10 Steps for Choosing Confidence Over Self-Doubt
As a successful business women or professional, any outsider observing you would probably presume that you have a high level of confidence. However from my experience as a confidence coach, I find that the majority of people have at least one part of their lives where they feel self-doubt.
This can be about specific situations such as; speaking up in meetings, presenting a sales pitch, dating men or large social gatherings. Alternatively it can be more generic such as their ability to perform at work in comparison to their colleagues or anxiety in any social environment.
Self-confidence is all about belief in your value in this world, in your abilities and personal qualities. It is also a magical force that allows you to move from thinking about doing something to actually acting on it, even when you don’t know if you’ll be successful.
The good news about growing your confidence is that scientific research * has shown that approximately 40% of our confidence levels are within our control. This means that you can choose to build your confidence by learning new skills and making changes in your habits and thinking style. To get you started here are some of the steps from my self-esteem and confidence coaching programme that I use successfully with my clients:
1. Develop self-awareness. By understanding the specific situations in which you feel self-doubt you’ll have clarity on where to begin focusing your changes and be able to identify any barriers or causes. To help with this you could complete a journal recording the times when you feel a lack of confidence or self-belief and the details of the incidents. Then take time to review your notes and look for any themes. Alternatively try my unique Self Confidence Quiz.
2. Overcome a fear of failure. Everyone can think of excuses to avoid doing things so if you find yourself doing this, challenge yourself with these questions “What does success in this situation look like to me”, “What am I afraid will happen if I fail”, “If I wasn’t completely successful what would I learn?” and ‘If I wasn’t completely successful what would I do next”. Then make the courageous choice to take the first step.
3. Challenge a fear of disapproval. It’s natural for us to seek approval from others as it gives us a feeling of security, but if you find this need is negatively affecting how you think and behave it’s time for a change. Be aware of how you feel about a situation, look for times when you are going against your gut feeling or feel uncomfortable with your decision. Then ask yourself “What is stopping me from following my intuition?” and “If I knew that my decisions and my feelings were as important as anyone else’s what would I do?”
4. Be assertive. This important life skill follows on from the fear of disapproval, in particular for those with a fear of confrontation. Assertiveness is about ensuring that your feelings and needs are heard and they’re seen as just as important as others. Don’t avoid confrontation but instead explain the facts and how you feel about them in a calm way. No one can argue with your feelings, as they’re yours. Why not give it a try?

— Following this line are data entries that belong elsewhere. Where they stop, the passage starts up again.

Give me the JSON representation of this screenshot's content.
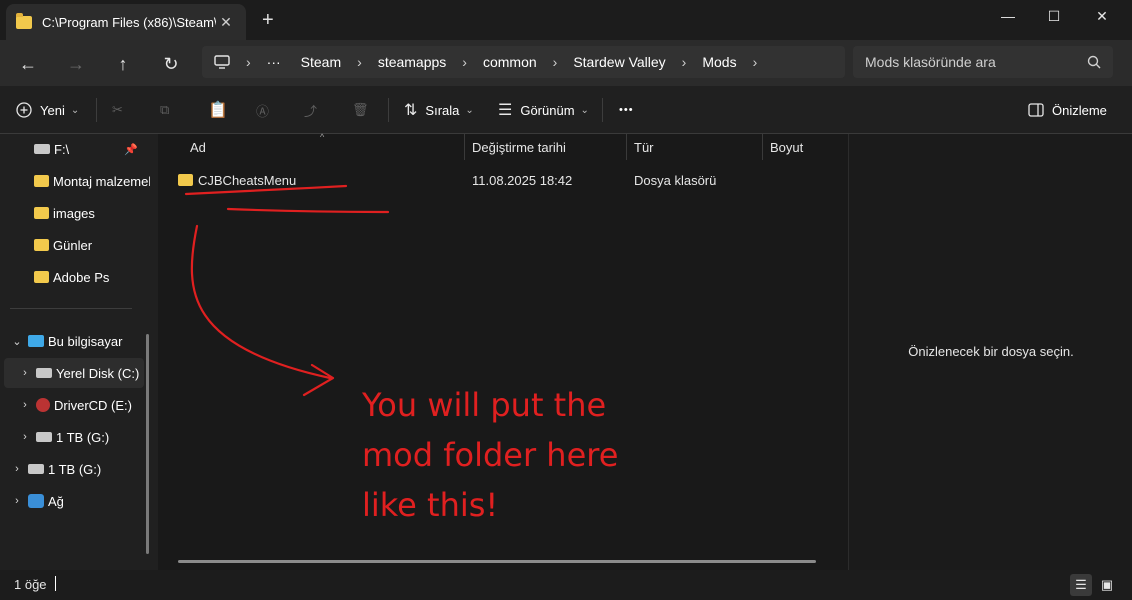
{
  "tab": {
    "title": "C:\\Program Files (x86)\\Steam\\",
    "close_label": "✕",
    "new_tab_label": "+"
  },
  "window": {
    "minimize": "—",
    "maximize": "☐",
    "close": "✕"
  },
  "nav": {
    "back": "←",
    "forward": "→",
    "up": "↑",
    "refresh": "↻"
  },
  "address": {
    "computer_icon": "computer-icon",
    "overflow": "···",
    "crumbs": [
      "Steam",
      "steamapps",
      "common",
      "Stardew Valley",
      "Mods"
    ]
  },
  "search": {
    "placeholder": "Mods klasöründe ara",
    "icon": "search-icon"
  },
  "toolbar": {
    "new_label": "Yeni",
    "sort_label": "Sırala",
    "view_label": "Görünüm",
    "more_label": "•••",
    "preview_label": "Önizleme"
  },
  "sidebar": {
    "quick": [
      {
        "label": "F:\\",
        "icon": "drive-icon",
        "pinned": true
      },
      {
        "label": "Montaj malzemeleri",
        "icon": "folder-icon"
      },
      {
        "label": "images",
        "icon": "folder-icon"
      },
      {
        "label": "Günler",
        "icon": "folder-icon"
      },
      {
        "label": "Adobe Ps",
        "icon": "folder-icon"
      }
    ],
    "this_pc": "Bu bilgisayar",
    "drives": [
      {
        "label": "Yerel Disk (C:)",
        "icon": "local-disk-icon"
      },
      {
        "label": "DriverCD (E:)",
        "icon": "cd-drive-icon"
      },
      {
        "label": "1 TB (G:)",
        "icon": "drive-icon"
      }
    ],
    "external": "1 TB (G:)",
    "network": "Ağ"
  },
  "columns": {
    "name": "Ad",
    "date": "Değiştirme tarihi",
    "type": "Tür",
    "size": "Boyut"
  },
  "files": [
    {
      "name": "CJBCheatsMenu",
      "date": "11.08.2025 18:42",
      "type": "Dosya klasörü",
      "size": ""
    }
  ],
  "preview": {
    "empty_text": "Önizlenecek bir dosya seçin."
  },
  "annotation": {
    "lines": [
      "You will put the",
      "mod folder here",
      "like this!"
    ],
    "color": "#e02020"
  },
  "status": {
    "count": "1 öğe"
  },
  "colors": {
    "folder": "#f2c94c",
    "background": "#202020",
    "accent": "#e02020"
  }
}
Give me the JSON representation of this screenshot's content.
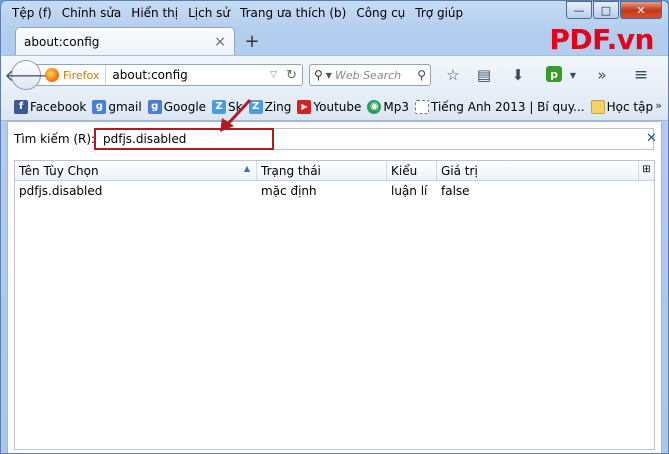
{
  "menu": [
    {
      "label": "Tệp (f)"
    },
    {
      "label": "Chỉnh sửa"
    },
    {
      "label": "Hiển thị"
    },
    {
      "label": "Lịch sử"
    },
    {
      "label": "Trang ưa thích (b)"
    },
    {
      "label": "Công cụ"
    },
    {
      "label": "Trợ giúp"
    }
  ],
  "window_controls": {
    "minimize": "—",
    "maximize": "□",
    "close": "✕"
  },
  "tab": {
    "title": "about:config",
    "close": "×",
    "new_tab": "+"
  },
  "logo": "PDF.vn",
  "nav": {
    "identity_label": "Firefox",
    "url": "about:config",
    "search_placeholder": "Web Search"
  },
  "bookmarks": [
    {
      "label": "Facebook",
      "icon": "facebook-icon",
      "color": "#3b5998",
      "glyph": "f"
    },
    {
      "label": "gmail",
      "icon": "google-icon",
      "color": "#4a7fd8",
      "glyph": "g"
    },
    {
      "label": "Google",
      "icon": "google-icon",
      "color": "#4a7fd8",
      "glyph": "g"
    },
    {
      "label": "Sk",
      "icon": "zing-icon",
      "color": "#4a9be0",
      "glyph": "Z"
    },
    {
      "label": "Zing",
      "icon": "zing-icon",
      "color": "#4a9be0",
      "glyph": "Z"
    },
    {
      "label": "Youtube",
      "icon": "youtube-icon",
      "color": "#d22222",
      "glyph": "▶"
    },
    {
      "label": "Mp3",
      "icon": "mp3-icon",
      "color": "#2ca05a",
      "glyph": "◉"
    },
    {
      "label": "Tiếng Anh 2013 | Bí quy...",
      "icon": "page-icon",
      "color": "#ffffff",
      "glyph": ""
    },
    {
      "label": "Học tập",
      "icon": "folder-icon",
      "color": "#f2d36a",
      "glyph": ""
    }
  ],
  "bookmarks_more": "»",
  "config": {
    "filter_label": "Tìm kiếm (R):",
    "filter_value": "pdfjs.disabled",
    "columns": [
      "Tên Tùy Chọn",
      "Trạng thái",
      "Kiểu",
      "Giá trị"
    ],
    "rows": [
      {
        "name": "pdfjs.disabled",
        "status": "mặc định",
        "type": "luận lí",
        "value": "false"
      }
    ]
  },
  "colors": {
    "annotation": "#b01b22",
    "logo": "#e3001b"
  }
}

5. Stop comparing yourself to others. This has to be one of the biggest wastes of your time and energy, because you are only seeing the others performance at face value and people are prone to exaggerate or lie. So any comparison is unfair and you would be much better putting your efforts into being the best you can be instead.
6. Replace a fear of authority. Many confident people can lose their self-belief when they interact with a senior or more experienced person. The secret to coping with this is to remember that your opinion as an individual is as valid as anyone’s and to behave with the same respect, as you would expect from him or her.

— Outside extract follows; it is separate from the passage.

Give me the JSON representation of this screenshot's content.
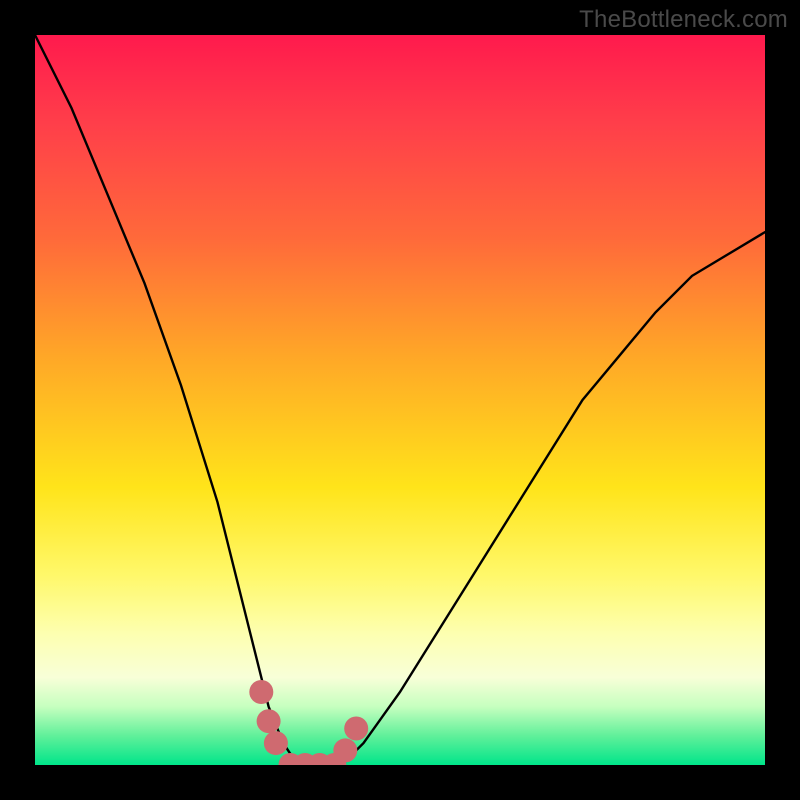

7. Avoid the word should. Try replacing it with the word could which in my opinion is a lot softer and suggests choices. Whereas should is harsher and a great weapon to beat yourself up with. For example “I should have stayed late at work last night, the others did, I probably looked lazy” versus ‘I could have stayed at work late last night, but I’d finished the important stuff and needed some me time” Which one would be more positive to your confidence levels?
8. It’s not all about you. It may surprise you to hear that 80% of the time you are interacting with an individual or group they are focused not on you but themselves. So when you’re speaking in a meeting or on a first date, the other people are far more likely to be thinking about what they are going to say next or what they’re having for tea than judging you.

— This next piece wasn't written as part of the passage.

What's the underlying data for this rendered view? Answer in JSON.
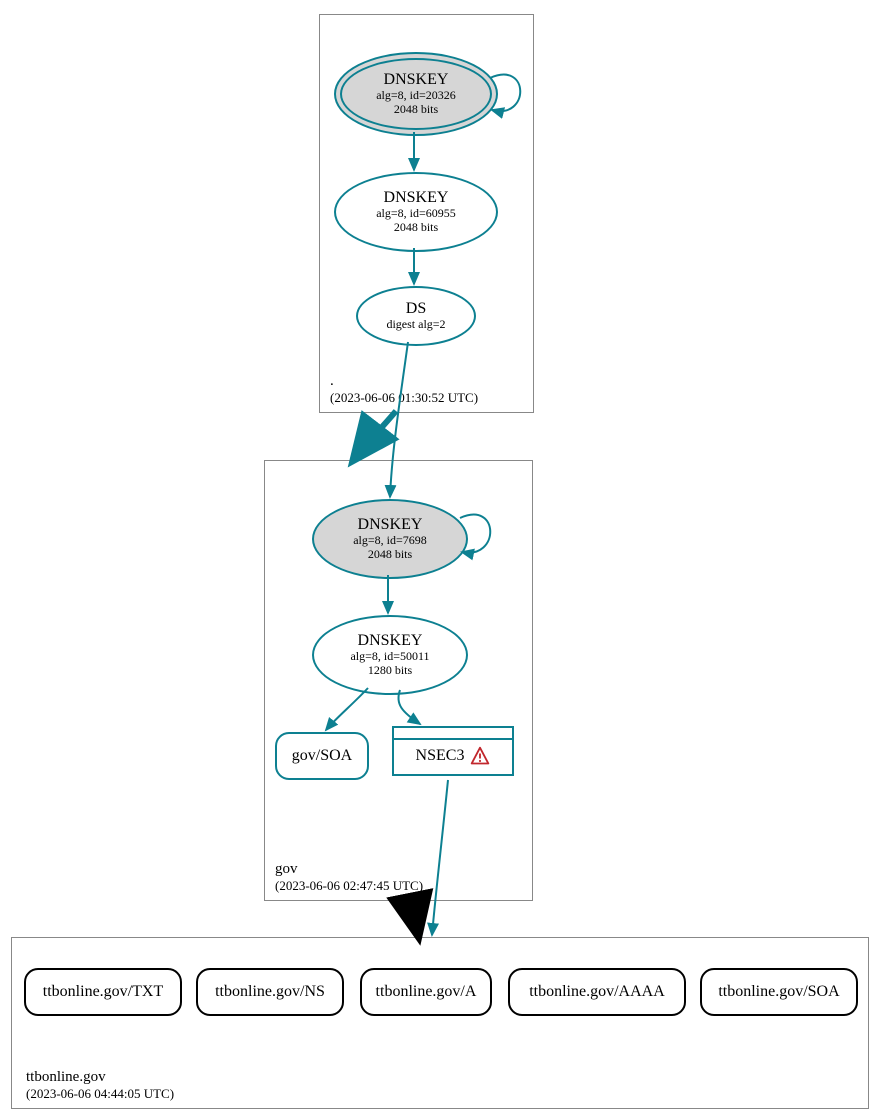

9. Silence your inner critic. This is that voice in your head that we all have, which puts doubts and negatives in your mind such as “you couldn’t do that, you’re not good enough” or “why did you say that it sounded really stupid”. As a first step to silencing the voice just be aware of when you hear it and what it says. With time you can start to either challenge the voice or just notice it and let it go.
10. Practice self-compassion. This is about treating yourself with the same caring and kindness that you would show to your best friend, rather than continually judging, comparing and punishing yourself. All of us are imperfect and it is your unique imperfections that you need to first accept and then love.
I hope these suggestions help you to let go of the need for validation and acceptance from others and to be able to express yourself and put yourself out there purely for your own satisfaction and success. Good luck
10 Steps for Choosing Confidence Over Self-Doubt